Items from a data source:
◆ ◆ ◆ ◆

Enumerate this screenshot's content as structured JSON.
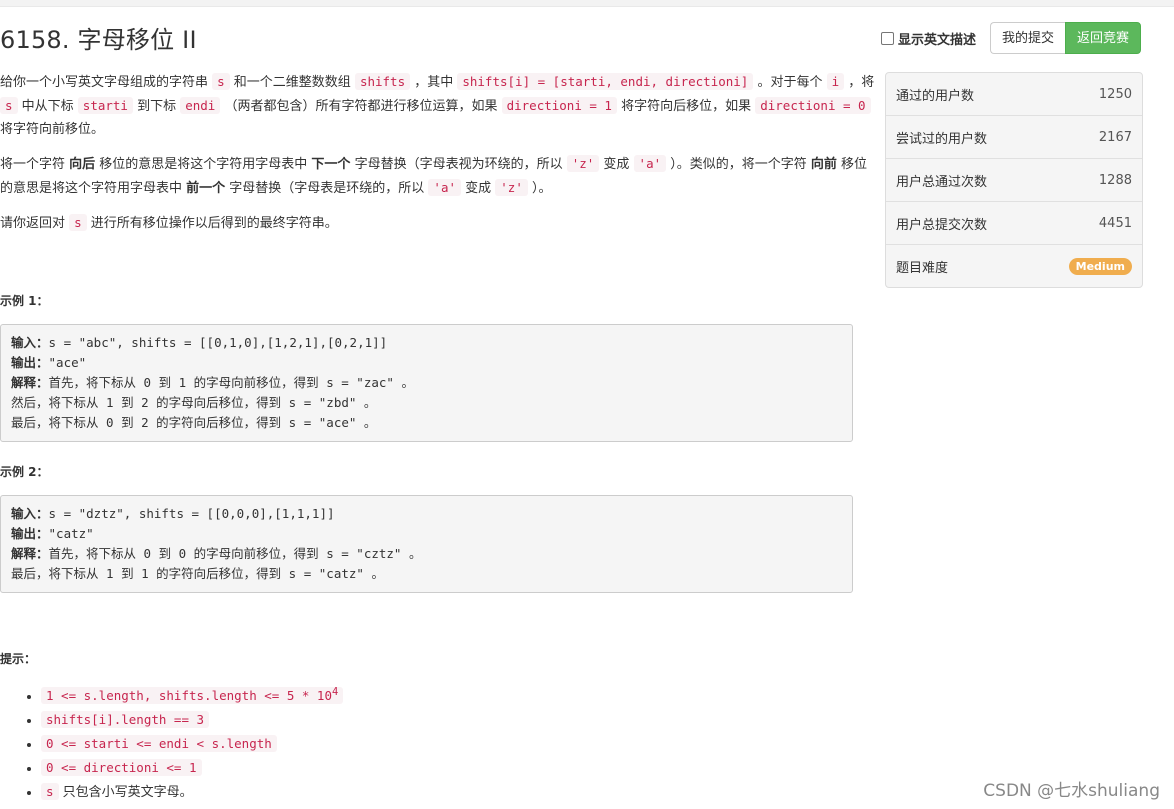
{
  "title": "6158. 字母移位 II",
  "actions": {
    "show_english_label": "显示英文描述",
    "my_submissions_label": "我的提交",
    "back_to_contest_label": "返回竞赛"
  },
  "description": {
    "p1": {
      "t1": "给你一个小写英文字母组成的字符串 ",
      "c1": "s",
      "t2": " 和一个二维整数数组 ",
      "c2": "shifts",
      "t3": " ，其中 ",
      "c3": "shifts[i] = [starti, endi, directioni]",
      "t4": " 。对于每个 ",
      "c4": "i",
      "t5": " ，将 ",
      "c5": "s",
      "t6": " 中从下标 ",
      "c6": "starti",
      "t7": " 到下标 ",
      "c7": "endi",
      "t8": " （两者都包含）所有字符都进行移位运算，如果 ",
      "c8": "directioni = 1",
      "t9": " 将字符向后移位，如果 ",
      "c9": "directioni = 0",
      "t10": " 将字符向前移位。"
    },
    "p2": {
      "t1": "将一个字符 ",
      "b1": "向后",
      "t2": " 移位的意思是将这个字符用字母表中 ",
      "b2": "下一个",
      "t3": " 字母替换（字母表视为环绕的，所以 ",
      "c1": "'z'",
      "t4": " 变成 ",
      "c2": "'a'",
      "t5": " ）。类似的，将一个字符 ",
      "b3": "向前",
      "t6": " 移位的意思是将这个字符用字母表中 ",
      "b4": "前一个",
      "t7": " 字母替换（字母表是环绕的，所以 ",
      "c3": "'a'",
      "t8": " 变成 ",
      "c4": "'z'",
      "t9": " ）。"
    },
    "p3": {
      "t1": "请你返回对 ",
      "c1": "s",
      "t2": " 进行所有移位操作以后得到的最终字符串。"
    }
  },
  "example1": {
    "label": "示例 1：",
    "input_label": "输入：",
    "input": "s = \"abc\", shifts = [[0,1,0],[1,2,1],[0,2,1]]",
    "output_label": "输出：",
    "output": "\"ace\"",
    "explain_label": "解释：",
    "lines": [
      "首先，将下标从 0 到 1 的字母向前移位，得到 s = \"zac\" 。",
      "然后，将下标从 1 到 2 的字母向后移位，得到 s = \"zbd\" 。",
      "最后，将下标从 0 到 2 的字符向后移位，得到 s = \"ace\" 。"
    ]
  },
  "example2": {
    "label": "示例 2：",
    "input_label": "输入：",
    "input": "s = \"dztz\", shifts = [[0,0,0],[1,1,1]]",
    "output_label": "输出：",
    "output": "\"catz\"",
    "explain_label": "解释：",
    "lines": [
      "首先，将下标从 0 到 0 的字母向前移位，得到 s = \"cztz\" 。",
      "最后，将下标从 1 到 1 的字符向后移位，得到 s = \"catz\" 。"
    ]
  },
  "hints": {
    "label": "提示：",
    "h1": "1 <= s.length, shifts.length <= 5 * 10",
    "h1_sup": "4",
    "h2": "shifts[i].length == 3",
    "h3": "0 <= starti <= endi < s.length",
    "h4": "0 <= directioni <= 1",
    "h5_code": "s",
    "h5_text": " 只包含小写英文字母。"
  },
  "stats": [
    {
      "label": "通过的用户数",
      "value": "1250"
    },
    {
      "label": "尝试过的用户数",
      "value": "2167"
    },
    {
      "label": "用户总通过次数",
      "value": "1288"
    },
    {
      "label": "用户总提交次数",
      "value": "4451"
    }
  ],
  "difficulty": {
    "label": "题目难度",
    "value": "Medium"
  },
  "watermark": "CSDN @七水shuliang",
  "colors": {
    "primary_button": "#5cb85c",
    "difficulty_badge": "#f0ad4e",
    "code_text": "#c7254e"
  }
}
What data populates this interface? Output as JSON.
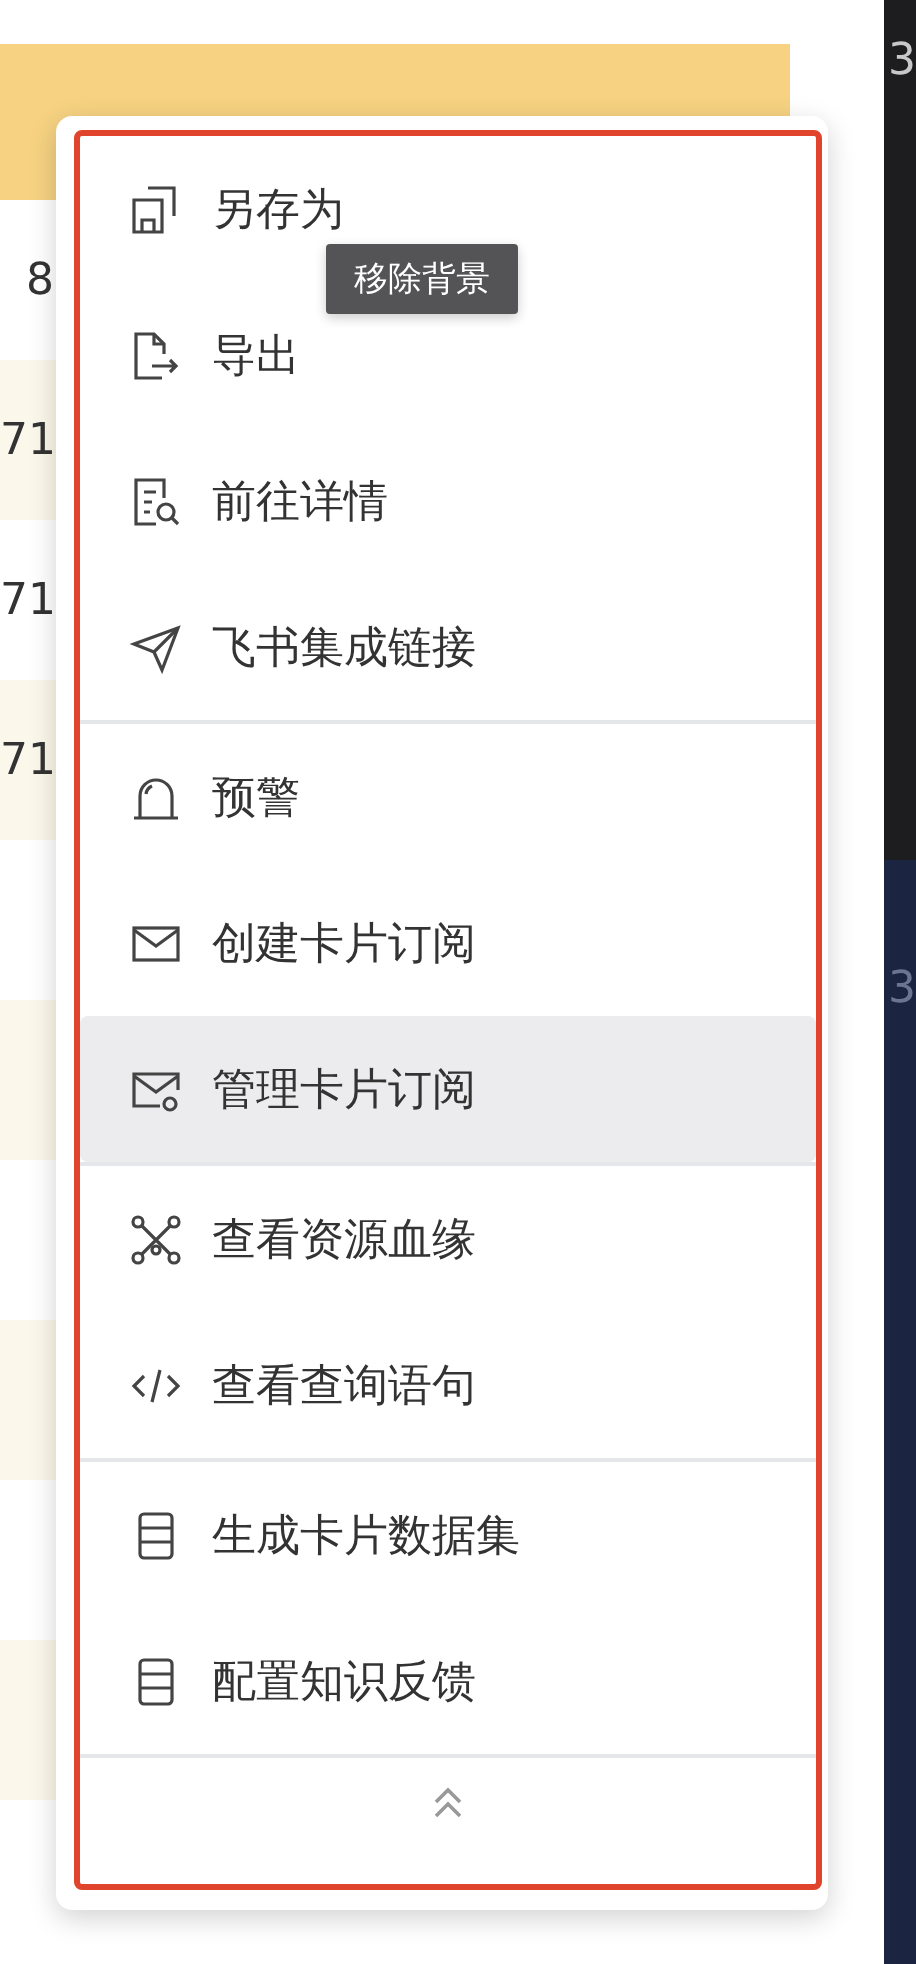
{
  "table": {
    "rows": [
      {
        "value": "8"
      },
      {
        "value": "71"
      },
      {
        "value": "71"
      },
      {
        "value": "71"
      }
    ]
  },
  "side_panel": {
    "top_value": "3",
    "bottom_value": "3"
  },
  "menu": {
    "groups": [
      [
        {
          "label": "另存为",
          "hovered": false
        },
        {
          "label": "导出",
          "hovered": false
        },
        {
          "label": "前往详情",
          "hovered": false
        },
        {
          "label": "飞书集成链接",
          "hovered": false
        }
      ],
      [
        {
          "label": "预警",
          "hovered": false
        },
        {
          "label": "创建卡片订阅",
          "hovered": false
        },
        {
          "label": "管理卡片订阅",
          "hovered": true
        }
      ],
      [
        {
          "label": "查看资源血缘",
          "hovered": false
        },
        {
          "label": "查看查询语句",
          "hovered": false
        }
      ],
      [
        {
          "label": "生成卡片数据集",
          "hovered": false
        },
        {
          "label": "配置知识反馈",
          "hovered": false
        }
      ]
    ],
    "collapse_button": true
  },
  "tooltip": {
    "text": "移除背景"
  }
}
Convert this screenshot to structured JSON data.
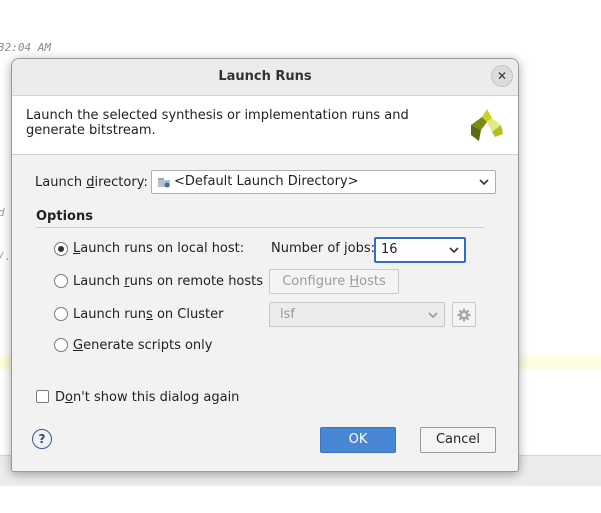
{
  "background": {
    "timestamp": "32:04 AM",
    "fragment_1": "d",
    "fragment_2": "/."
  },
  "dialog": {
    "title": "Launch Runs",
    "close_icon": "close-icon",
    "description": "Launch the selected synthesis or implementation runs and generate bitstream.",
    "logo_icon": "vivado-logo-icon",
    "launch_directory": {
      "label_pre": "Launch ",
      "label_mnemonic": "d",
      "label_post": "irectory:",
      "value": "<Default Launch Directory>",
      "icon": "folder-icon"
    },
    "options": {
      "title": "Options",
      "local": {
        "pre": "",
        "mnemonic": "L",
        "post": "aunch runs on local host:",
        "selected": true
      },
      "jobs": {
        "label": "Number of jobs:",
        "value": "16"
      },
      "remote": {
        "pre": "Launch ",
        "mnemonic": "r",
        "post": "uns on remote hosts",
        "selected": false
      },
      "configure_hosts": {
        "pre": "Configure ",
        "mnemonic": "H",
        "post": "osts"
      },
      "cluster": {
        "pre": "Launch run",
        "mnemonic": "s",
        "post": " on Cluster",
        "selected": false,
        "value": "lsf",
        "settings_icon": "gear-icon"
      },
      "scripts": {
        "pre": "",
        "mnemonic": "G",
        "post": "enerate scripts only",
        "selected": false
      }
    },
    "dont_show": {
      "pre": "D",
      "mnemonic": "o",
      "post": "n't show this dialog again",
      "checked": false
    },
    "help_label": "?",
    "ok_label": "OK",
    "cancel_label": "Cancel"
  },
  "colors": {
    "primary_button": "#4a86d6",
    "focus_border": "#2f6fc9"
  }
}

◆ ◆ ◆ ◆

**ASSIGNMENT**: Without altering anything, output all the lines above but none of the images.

**EXPECTED ANSWER**:
Enumerate this screenshot's content as structured JSON.
{
  "title": "6158. 字母移位 II",
  "actions": {
    "show_english_label": "显示英文描述",
    "my_submissions_label": "我的提交",
    "back_to_contest_label": "返回竞赛"
  },
  "description": {
    "p1": {
      "t1": "给你一个小写英文字母组成的字符串 ",
      "c1": "s",
      "t2": " 和一个二维整数数组 ",
      "c2": "shifts",
      "t3": " ，其中 ",
      "c3": "shifts[i] = [starti, endi, directioni]",
      "t4": " 。对于每个 ",
      "c4": "i",
      "t5": " ，将 ",
      "c5": "s",
      "t6": " 中从下标 ",
      "c6": "starti",
      "t7": " 到下标 ",
      "c7": "endi",
      "t8": " （两者都包含）所有字符都进行移位运算，如果 ",
      "c8": "directioni = 1",
      "t9": " 将字符向后移位，如果 ",
      "c9": "directioni = 0",
      "t10": " 将字符向前移位。"
    },
    "p2": {
      "t1": "将一个字符 ",
      "b1": "向后",
      "t2": " 移位的意思是将这个字符用字母表中 ",
      "b2": "下一个",
      "t3": " 字母替换（字母表视为环绕的，所以 ",
      "c1": "'z'",
      "t4": " 变成 ",
      "c2": "'a'",
      "t5": " ）。类似的，将一个字符 ",
      "b3": "向前",
      "t6": " 移位的意思是将这个字符用字母表中 ",
      "b4": "前一个",
      "t7": " 字母替换（字母表是环绕的，所以 ",
      "c3": "'a'",
      "t8": " 变成 ",
      "c4": "'z'",
      "t9": " ）。"
    },
    "p3": {
      "t1": "请你返回对 ",
      "c1": "s",
      "t2": " 进行所有移位操作以后得到的最终字符串。"
    }
  },
  "example1": {
    "label": "示例 1：",
    "input_label": "输入：",
    "input": "s = \"abc\", shifts = [[0,1,0],[1,2,1],[0,2,1]]",
    "output_label": "输出：",
    "output": "\"ace\"",
    "explain_label": "解释：",
    "lines": [
      "首先，将下标从 0 到 1 的字母向前移位，得到 s = \"zac\" 。",
      "然后，将下标从 1 到 2 的字母向后移位，得到 s = \"zbd\" 。",
      "最后，将下标从 0 到 2 的字符向后移位，得到 s = \"ace\" 。"
    ]
  },
  "example2": {
    "label": "示例 2：",
    "input_label": "输入：",
    "input": "s = \"dztz\", shifts = [[0,0,0],[1,1,1]]",
    "output_label": "输出：",
    "output": "\"catz\"",
    "explain_label": "解释：",
    "lines": [
      "首先，将下标从 0 到 0 的字母向前移位，得到 s = \"cztz\" 。",
      "最后，将下标从 1 到 1 的字符向后移位，得到 s = \"catz\" 。"
    ]
  },
  "hints": {
    "label": "提示：",
    "h1": "1 <= s.length, shifts.length <= 5 * 10",
    "h1_sup": "4",
    "h2": "shifts[i].length == 3",
    "h3": "0 <= starti <= endi < s.length",
    "h4": "0 <= directioni <= 1",
    "h5_code": "s",
    "h5_text": " 只包含小写英文字母。"
  },
  "stats": [
    {
      "label": "通过的用户数",
      "value": "1250"
    },
    {
      "label": "尝试过的用户数",
      "value": "2167"
    },
    {
      "label": "用户总通过次数",
      "value": "1288"
    },
    {
      "label": "用户总提交次数",
      "value": "4451"
    }
  ],
  "difficulty": {
    "label": "题目难度",
    "value": "Medium"
  },
  "watermark": "CSDN @七水shuliang",
  "colors": {
    "primary_button": "#5cb85c",
    "difficulty_badge": "#f0ad4e",
    "code_text": "#c7254e"
  }
}
What data populates this interface? Output as JSON.
{
  "table": {
    "rows": [
      {
        "value": "8"
      },
      {
        "value": "71"
      },
      {
        "value": "71"
      },
      {
        "value": "71"
      }
    ]
  },
  "side_panel": {
    "top_value": "3",
    "bottom_value": "3"
  },
  "menu": {
    "groups": [
      [
        {
          "label": "另存为",
          "hovered": false
        },
        {
          "label": "导出",
          "hovered": false
        },
        {
          "label": "前往详情",
          "hovered": false
        },
        {
          "label": "飞书集成链接",
          "hovered": false
        }
      ],
      [
        {
          "label": "预警",
          "hovered": false
        },
        {
          "label": "创建卡片订阅",
          "hovered": false
        },
        {
          "label": "管理卡片订阅",
          "hovered": true
        }
      ],
      [
        {
          "label": "查看资源血缘",
          "hovered": false
        },
        {
          "label": "查看查询语句",
          "hovered": false
        }
      ],
      [
        {
          "label": "生成卡片数据集",
          "hovered": false
        },
        {
          "label": "配置知识反馈",
          "hovered": false
        }
      ]
    ],
    "collapse_button": true
  },
  "tooltip": {
    "text": "移除背景"
  }
}
Convert this screenshot to structured JSON data.
{
  "background": {
    "timestamp": "32:04 AM",
    "fragment_1": "d",
    "fragment_2": "/."
  },
  "dialog": {
    "title": "Launch Runs",
    "close_icon": "close-icon",
    "description": "Launch the selected synthesis or implementation runs and generate bitstream.",
    "logo_icon": "vivado-logo-icon",
    "launch_directory": {
      "label_pre": "Launch ",
      "label_mnemonic": "d",
      "label_post": "irectory:",
      "value": "<Default Launch Directory>",
      "icon": "folder-icon"
    },
    "options": {
      "title": "Options",
      "local": {
        "pre": "",
        "mnemonic": "L",
        "post": "aunch runs on local host:",
        "selected": true
      },
      "jobs": {
        "label": "Number of jobs:",
        "value": "16"
      },
      "remote": {
        "pre": "Launch ",
        "mnemonic": "r",
        "post": "uns on remote hosts",
        "selected": false
      },
      "configure_hosts": {
        "pre": "Configure ",
        "mnemonic": "H",
        "post": "osts"
      },
      "cluster": {
        "pre": "Launch run",
        "mnemonic": "s",
        "post": " on Cluster",
        "selected": false,
        "value": "lsf",
        "settings_icon": "gear-icon"
      },
      "scripts": {
        "pre": "",
        "mnemonic": "G",
        "post": "enerate scripts only",
        "selected": false
      }
    },
    "dont_show": {
      "pre": "D",
      "mnemonic": "o",
      "post": "n't show this dialog again",
      "checked": false
    },
    "help_label": "?",
    "ok_label": "OK",
    "cancel_label": "Cancel"
  },
  "colors": {
    "primary_button": "#4a86d6",
    "focus_border": "#2f6fc9"
  }
}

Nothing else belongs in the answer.